Stored data entries:
┄┄┄┄┄┄

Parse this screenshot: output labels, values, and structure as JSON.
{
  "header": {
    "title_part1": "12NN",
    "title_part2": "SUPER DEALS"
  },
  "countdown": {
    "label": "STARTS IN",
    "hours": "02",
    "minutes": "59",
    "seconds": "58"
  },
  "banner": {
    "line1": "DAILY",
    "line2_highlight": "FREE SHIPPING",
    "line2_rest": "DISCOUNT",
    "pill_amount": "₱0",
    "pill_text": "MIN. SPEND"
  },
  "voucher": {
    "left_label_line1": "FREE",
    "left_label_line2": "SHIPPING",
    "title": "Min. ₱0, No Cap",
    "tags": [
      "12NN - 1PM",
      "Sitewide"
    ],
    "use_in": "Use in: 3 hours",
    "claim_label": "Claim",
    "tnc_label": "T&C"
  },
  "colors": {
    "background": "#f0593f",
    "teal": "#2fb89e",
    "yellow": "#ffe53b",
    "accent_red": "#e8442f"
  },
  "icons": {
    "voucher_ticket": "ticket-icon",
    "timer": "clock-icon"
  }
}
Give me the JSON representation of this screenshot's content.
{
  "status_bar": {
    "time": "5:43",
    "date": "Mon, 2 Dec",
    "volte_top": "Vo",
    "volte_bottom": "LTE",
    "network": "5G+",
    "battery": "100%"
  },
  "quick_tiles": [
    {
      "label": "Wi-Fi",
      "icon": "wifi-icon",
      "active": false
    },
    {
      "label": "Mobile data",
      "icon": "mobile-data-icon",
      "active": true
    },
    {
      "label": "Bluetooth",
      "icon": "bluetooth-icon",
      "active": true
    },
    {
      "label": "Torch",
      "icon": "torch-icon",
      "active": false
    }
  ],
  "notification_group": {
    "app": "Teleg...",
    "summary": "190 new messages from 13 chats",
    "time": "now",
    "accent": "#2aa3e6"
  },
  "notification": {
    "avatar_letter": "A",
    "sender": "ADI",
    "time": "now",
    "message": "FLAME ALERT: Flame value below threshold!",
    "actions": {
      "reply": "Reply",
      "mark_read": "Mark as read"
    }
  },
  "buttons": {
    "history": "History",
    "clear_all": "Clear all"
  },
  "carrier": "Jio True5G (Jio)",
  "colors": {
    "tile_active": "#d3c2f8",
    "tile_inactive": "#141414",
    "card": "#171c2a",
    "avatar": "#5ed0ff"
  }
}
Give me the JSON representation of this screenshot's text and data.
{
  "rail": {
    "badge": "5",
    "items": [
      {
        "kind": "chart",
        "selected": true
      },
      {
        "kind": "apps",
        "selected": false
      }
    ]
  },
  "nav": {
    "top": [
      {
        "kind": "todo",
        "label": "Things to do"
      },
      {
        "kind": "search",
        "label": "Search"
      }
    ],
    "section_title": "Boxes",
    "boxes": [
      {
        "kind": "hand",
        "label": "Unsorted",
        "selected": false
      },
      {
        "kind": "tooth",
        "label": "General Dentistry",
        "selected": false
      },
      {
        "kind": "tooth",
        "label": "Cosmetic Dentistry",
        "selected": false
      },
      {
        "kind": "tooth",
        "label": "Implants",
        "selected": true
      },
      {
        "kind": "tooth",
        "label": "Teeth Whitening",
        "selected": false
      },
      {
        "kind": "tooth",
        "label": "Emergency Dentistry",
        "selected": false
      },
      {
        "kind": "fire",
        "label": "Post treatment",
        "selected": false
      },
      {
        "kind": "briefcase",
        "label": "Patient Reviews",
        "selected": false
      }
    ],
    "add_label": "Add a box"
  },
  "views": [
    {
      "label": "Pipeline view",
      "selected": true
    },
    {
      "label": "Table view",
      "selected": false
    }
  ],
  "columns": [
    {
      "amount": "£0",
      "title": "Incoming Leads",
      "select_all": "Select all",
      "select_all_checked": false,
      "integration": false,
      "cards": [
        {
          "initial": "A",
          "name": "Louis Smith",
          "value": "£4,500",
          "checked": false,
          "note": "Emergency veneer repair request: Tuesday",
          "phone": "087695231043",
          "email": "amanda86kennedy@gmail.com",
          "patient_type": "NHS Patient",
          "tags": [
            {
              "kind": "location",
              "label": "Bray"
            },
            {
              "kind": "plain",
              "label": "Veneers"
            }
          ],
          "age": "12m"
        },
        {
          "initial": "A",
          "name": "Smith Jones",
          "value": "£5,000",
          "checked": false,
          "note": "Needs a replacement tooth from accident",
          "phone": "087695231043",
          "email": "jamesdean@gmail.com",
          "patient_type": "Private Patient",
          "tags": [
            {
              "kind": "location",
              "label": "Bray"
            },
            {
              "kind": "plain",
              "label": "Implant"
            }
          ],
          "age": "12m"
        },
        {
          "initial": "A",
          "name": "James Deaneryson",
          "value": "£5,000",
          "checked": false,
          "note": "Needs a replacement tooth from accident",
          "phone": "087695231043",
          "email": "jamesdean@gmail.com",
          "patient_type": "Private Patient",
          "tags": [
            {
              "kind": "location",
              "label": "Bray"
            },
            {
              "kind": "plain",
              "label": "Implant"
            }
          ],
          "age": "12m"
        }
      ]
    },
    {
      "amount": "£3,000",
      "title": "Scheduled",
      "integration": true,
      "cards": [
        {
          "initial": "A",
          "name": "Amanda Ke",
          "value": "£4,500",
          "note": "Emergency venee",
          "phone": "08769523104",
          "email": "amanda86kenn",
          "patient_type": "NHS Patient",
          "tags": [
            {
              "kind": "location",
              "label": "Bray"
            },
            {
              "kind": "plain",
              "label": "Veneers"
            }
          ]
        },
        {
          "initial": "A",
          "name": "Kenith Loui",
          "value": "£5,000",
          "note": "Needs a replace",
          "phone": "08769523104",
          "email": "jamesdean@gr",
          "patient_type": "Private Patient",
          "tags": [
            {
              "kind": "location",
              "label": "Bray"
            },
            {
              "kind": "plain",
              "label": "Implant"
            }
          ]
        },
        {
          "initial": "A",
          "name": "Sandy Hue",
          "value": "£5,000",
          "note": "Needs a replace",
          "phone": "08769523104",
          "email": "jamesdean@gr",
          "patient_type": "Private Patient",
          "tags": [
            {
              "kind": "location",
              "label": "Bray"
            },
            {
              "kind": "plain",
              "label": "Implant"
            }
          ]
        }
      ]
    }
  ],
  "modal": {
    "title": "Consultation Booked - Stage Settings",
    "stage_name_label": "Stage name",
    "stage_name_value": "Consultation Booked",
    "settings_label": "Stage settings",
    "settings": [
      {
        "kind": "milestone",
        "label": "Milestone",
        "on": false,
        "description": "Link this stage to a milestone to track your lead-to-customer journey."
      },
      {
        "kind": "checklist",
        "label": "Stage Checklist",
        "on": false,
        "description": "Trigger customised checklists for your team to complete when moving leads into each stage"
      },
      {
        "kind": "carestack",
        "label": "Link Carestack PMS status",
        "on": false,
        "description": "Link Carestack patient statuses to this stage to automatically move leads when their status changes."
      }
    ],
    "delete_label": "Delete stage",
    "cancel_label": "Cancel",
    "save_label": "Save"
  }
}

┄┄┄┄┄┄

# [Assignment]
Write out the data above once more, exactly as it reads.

# [Task response]
Parse this screenshot: output labels, values, and structure as JSON.
{
  "header": {
    "title_part1": "12NN",
    "title_part2": "SUPER DEALS"
  },
  "countdown": {
    "label": "STARTS IN",
    "hours": "02",
    "minutes": "59",
    "seconds": "58"
  },
  "banner": {
    "line1": "DAILY",
    "line2_highlight": "FREE SHIPPING",
    "line2_rest": "DISCOUNT",
    "pill_amount": "₱0",
    "pill_text": "MIN. SPEND"
  },
  "voucher": {
    "left_label_line1": "FREE",
    "left_label_line2": "SHIPPING",
    "title": "Min. ₱0, No Cap",
    "tags": [
      "12NN - 1PM",
      "Sitewide"
    ],
    "use_in": "Use in: 3 hours",
    "claim_label": "Claim",
    "tnc_label": "T&C"
  },
  "colors": {
    "background": "#f0593f",
    "teal": "#2fb89e",
    "yellow": "#ffe53b",
    "accent_red": "#e8442f"
  },
  "icons": {
    "voucher_ticket": "ticket-icon",
    "timer": "clock-icon"
  }
}
Give me the JSON representation of this screenshot's content.
{
  "status_bar": {
    "time": "5:43",
    "date": "Mon, 2 Dec",
    "volte_top": "Vo",
    "volte_bottom": "LTE",
    "network": "5G+",
    "battery": "100%"
  },
  "quick_tiles": [
    {
      "label": "Wi-Fi",
      "icon": "wifi-icon",
      "active": false
    },
    {
      "label": "Mobile data",
      "icon": "mobile-data-icon",
      "active": true
    },
    {
      "label": "Bluetooth",
      "icon": "bluetooth-icon",
      "active": true
    },
    {
      "label": "Torch",
      "icon": "torch-icon",
      "active": false
    }
  ],
  "notification_group": {
    "app": "Teleg...",
    "summary": "190 new messages from 13 chats",
    "time": "now",
    "accent": "#2aa3e6"
  },
  "notification": {
    "avatar_letter": "A",
    "sender": "ADI",
    "time": "now",
    "message": "FLAME ALERT: Flame value below threshold!",
    "actions": {
      "reply": "Reply",
      "mark_read": "Mark as read"
    }
  },
  "buttons": {
    "history": "History",
    "clear_all": "Clear all"
  },
  "carrier": "Jio True5G (Jio)",
  "colors": {
    "tile_active": "#d3c2f8",
    "tile_inactive": "#141414",
    "card": "#171c2a",
    "avatar": "#5ed0ff"
  }
}
Give me the JSON representation of this screenshot's text and data.
{
  "rail": {
    "badge": "5",
    "items": [
      {
        "kind": "chart",
        "selected": true
      },
      {
        "kind": "apps",
        "selected": false
      }
    ]
  },
  "nav": {
    "top": [
      {
        "kind": "todo",
        "label": "Things to do"
      },
      {
        "kind": "search",
        "label": "Search"
      }
    ],
    "section_title": "Boxes",
    "boxes": [
      {
        "kind": "hand",
        "label": "Unsorted",
        "selected": false
      },
      {
        "kind": "tooth",
        "label": "General Dentistry",
        "selected": false
      },
      {
        "kind": "tooth",
        "label": "Cosmetic Dentistry",
        "selected": false
      },
      {
        "kind": "tooth",
        "label": "Implants",
        "selected": true
      },
      {
        "kind": "tooth",
        "label": "Teeth Whitening",
        "selected": false
      },
      {
        "kind": "tooth",
        "label": "Emergency Dentistry",
        "selected": false
      },
      {
        "kind": "fire",
        "label": "Post treatment",
        "selected": false
      },
      {
        "kind": "briefcase",
        "label": "Patient Reviews",
        "selected": false
      }
    ],
    "add_label": "Add a box"
  },
  "views": [
    {
      "label": "Pipeline view",
      "selected": true
    },
    {
      "label": "Table view",
      "selected": false
    }
  ],
  "columns": [
    {
      "amount": "£0",
      "title": "Incoming Leads",
      "select_all": "Select all",
      "select_all_checked": false,
      "integration": false,
      "cards": [
        {
          "initial": "A",
          "name": "Louis Smith",
          "value": "£4,500",
          "checked": false,
          "note": "Emergency veneer repair request: Tuesday",
          "phone": "087695231043",
          "email": "amanda86kennedy@gmail.com",
          "patient_type": "NHS Patient",
          "tags": [
            {
              "kind": "location",
              "label": "Bray"
            },
            {
              "kind": "plain",
              "label": "Veneers"
            }
          ],
          "age": "12m"
        },
        {
          "initial": "A",
          "name": "Smith Jones",
          "value": "£5,000",
          "checked": false,
          "note": "Needs a replacement tooth from accident",
          "phone": "087695231043",
          "email": "jamesdean@gmail.com",
          "patient_type": "Private Patient",
          "tags": [
            {
              "kind": "location",
              "label": "Bray"
            },
            {
              "kind": "plain",
              "label": "Implant"
            }
          ],
          "age": "12m"
        },
        {
          "initial": "A",
          "name": "James Deaneryson",
          "value": "£5,000",
          "checked": false,
          "note": "Needs a replacement tooth from accident",
          "phone": "087695231043",
          "email": "jamesdean@gmail.com",
          "patient_type": "Private Patient",
          "tags": [
            {
              "kind": "location",
              "label": "Bray"
            },
            {
              "kind": "plain",
              "label": "Implant"
            }
          ],
          "age": "12m"
        }
      ]
    },
    {
      "amount": "£3,000",
      "title": "Scheduled",
      "integration": true,
      "cards": [
        {
          "initial": "A",
          "name": "Amanda Ke",
          "value": "£4,500",
          "note": "Emergency venee",
          "phone": "08769523104",
          "email": "amanda86kenn",
          "patient_type": "NHS Patient",
          "tags": [
            {
              "kind": "location",
              "label": "Bray"
            },
            {
              "kind": "plain",
              "label": "Veneers"
            }
          ]
        },
        {
          "initial": "A",
          "name": "Kenith Loui",
          "value": "£5,000",
          "note": "Needs a replace",
          "phone": "08769523104",
          "email": "jamesdean@gr",
          "patient_type": "Private Patient",
          "tags": [
            {
              "kind": "location",
              "label": "Bray"
            },
            {
              "kind": "plain",
              "label": "Implant"
            }
          ]
        },
        {
          "initial": "A",
          "name": "Sandy Hue",
          "value": "£5,000",
          "note": "Needs a replace",
          "phone": "08769523104",
          "email": "jamesdean@gr",
          "patient_type": "Private Patient",
          "tags": [
            {
              "kind": "location",
              "label": "Bray"
            },
            {
              "kind": "plain",
              "label": "Implant"
            }
          ]
        }
      ]
    }
  ],
  "modal": {
    "title": "Consultation Booked - Stage Settings",
    "stage_name_label": "Stage name",
    "stage_name_value": "Consultation Booked",
    "settings_label": "Stage settings",
    "settings": [
      {
        "kind": "milestone",
        "label": "Milestone",
        "on": false,
        "description": "Link this stage to a milestone to track your lead-to-customer journey."
      },
      {
        "kind": "checklist",
        "label": "Stage Checklist",
        "on": false,
        "description": "Trigger customised checklists for your team to complete when moving leads into each stage"
      },
      {
        "kind": "carestack",
        "label": "Link Carestack PMS status",
        "on": false,
        "description": "Link Carestack patient statuses to this stage to automatically move leads when their status changes."
      }
    ],
    "delete_label": "Delete stage",
    "cancel_label": "Cancel",
    "save_label": "Save"
  }
}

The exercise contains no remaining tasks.